With the growing public and private cloud storage industry, we have a new category called hybrid storage. This technology allows the files to be stored locally, with changes automatically synced to remote in the cloud. Such an approach is coming from the need of having recent backups stored locally for fast restore (lower RTO), as well as business continuity objectives.
The important aspect of efficient resource usage is to have separate backup retentions. Data that is stored locally, on redundant disk drives would be kept for a shorter period while cloud backup storage would be held for a longer time. Many times the requirement for longer backup retention comes from legal obligations for different industries (like telecoms having to store connection metadata). Cloud providers like Google Cloud Services, Microsoft Azure and Amazon S3 each offer virtually unlimited storage, decreasing local space needs. It allows you to retain your backup files longer, for as long as you would like and not have concerns around local disk space.
When scheduling backup with ClusterControl, each of the backup methods are configurable with a set of options on how you want the backup to be executed. The most important for the hybrid cloud storage would be:
- Network throttling
- Encryption with the build in key management
- Retention period for the local backups
- Retention period for the cloud backups
The cloud has changed the data backup industry. Because of its affordable price point, smaller businesses have an offsite solution that backs up all of their data.
Your company can take advantage of cloud scalability and pay-as-you-go pricing for growing storage needs.
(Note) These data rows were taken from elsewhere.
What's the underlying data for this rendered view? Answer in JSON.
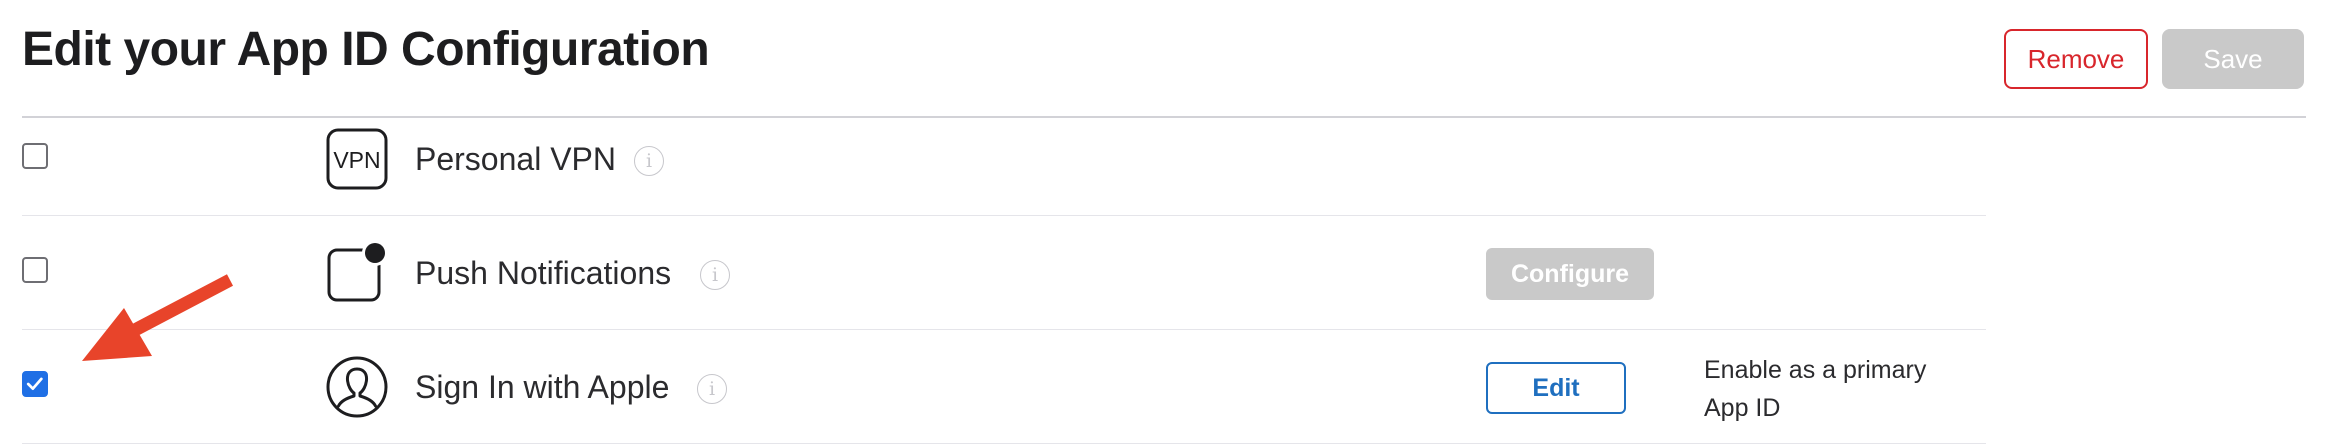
{
  "header": {
    "title": "Edit your App ID Configuration",
    "remove_label": "Remove",
    "save_label": "Save"
  },
  "capabilities": [
    {
      "name": "Personal VPN",
      "icon": "vpn-icon",
      "icon_text": "VPN",
      "checked": false
    },
    {
      "name": "Push Notifications",
      "icon": "push-notifications-icon",
      "checked": false,
      "action_label": "Configure",
      "action_enabled": false
    },
    {
      "name": "Sign In with Apple",
      "icon": "sign-in-with-apple-icon",
      "checked": true,
      "action_label": "Edit",
      "action_enabled": true,
      "note": "Enable as a primary App ID"
    }
  ],
  "annotation": {
    "type": "arrow",
    "color": "#e8442a",
    "points_to": "sign-in-with-apple-checkbox"
  },
  "colors": {
    "accent": "#1f6fe5",
    "destructive": "#d8262c",
    "disabled": "#c9c9c9",
    "link": "#1f6fbf"
  }
}
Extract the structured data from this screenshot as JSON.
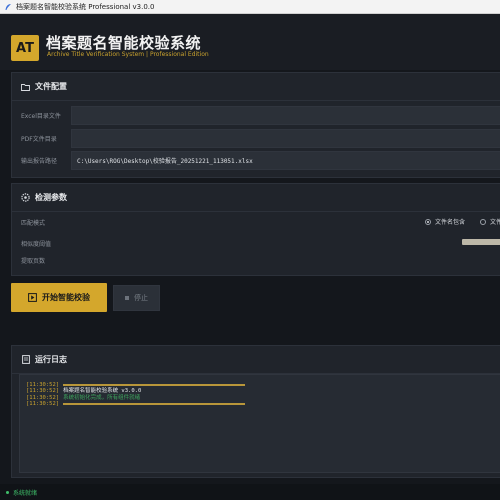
{
  "window": {
    "title": "档案题名智能校验系统 Professional v3.0.0"
  },
  "header": {
    "logo_text": "AT",
    "title": "档案题名智能校验系统",
    "subtitle": "Archive Title Verification System | Professional Edition"
  },
  "file_config": {
    "title": "文件配置",
    "icon": "folder-icon",
    "rows": [
      {
        "label": "Excel目录文件",
        "value": ""
      },
      {
        "label": "PDF文件目录",
        "value": ""
      },
      {
        "label": "输出报告路径",
        "value": "C:\\Users\\ROG\\Desktop\\校验报告_20251221_113051.xlsx"
      }
    ]
  },
  "params": {
    "title": "检测参数",
    "icon": "gear-icon",
    "match_mode_label": "匹配模式",
    "match_options": [
      {
        "label": "文件名包含",
        "selected": true
      },
      {
        "label": "文件",
        "selected": false
      }
    ],
    "similarity_label": "相似度阈值",
    "pages_label": "提取页数"
  },
  "actions": {
    "start_label": "开始智能校验",
    "stop_label": "停止"
  },
  "log": {
    "title": "运行日志",
    "icon": "log-icon",
    "lines": [
      {
        "time": "[11:30:52]",
        "text": "",
        "kind": "rule",
        "color": "#b8963a"
      },
      {
        "time": "[11:30:52]",
        "text": "档案题名智能校验系统 v3.0.0",
        "kind": "text",
        "color": "#e6e8eb"
      },
      {
        "time": "[11:30:52]",
        "text": "系统初始化完成，所有组件就绪",
        "kind": "text",
        "color": "#3fa65e"
      },
      {
        "time": "[11:30:52]",
        "text": "",
        "kind": "rule",
        "color": "#b8963a"
      }
    ]
  },
  "status": {
    "text": "系统就绪",
    "color": "#3fbf6a"
  },
  "colors": {
    "accent": "#d4a72c",
    "background": "#14171c",
    "panel": "#20242b"
  }
}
You can design a backup strategy to provide both local copies in the datacenter for immediate restoration, and a seamless gateway to cloud storage services from AWS, Google and Azure.
Advanced TLS and AES 256-bit encryption and compression features support secure backups that take up significantly less space in the cloud.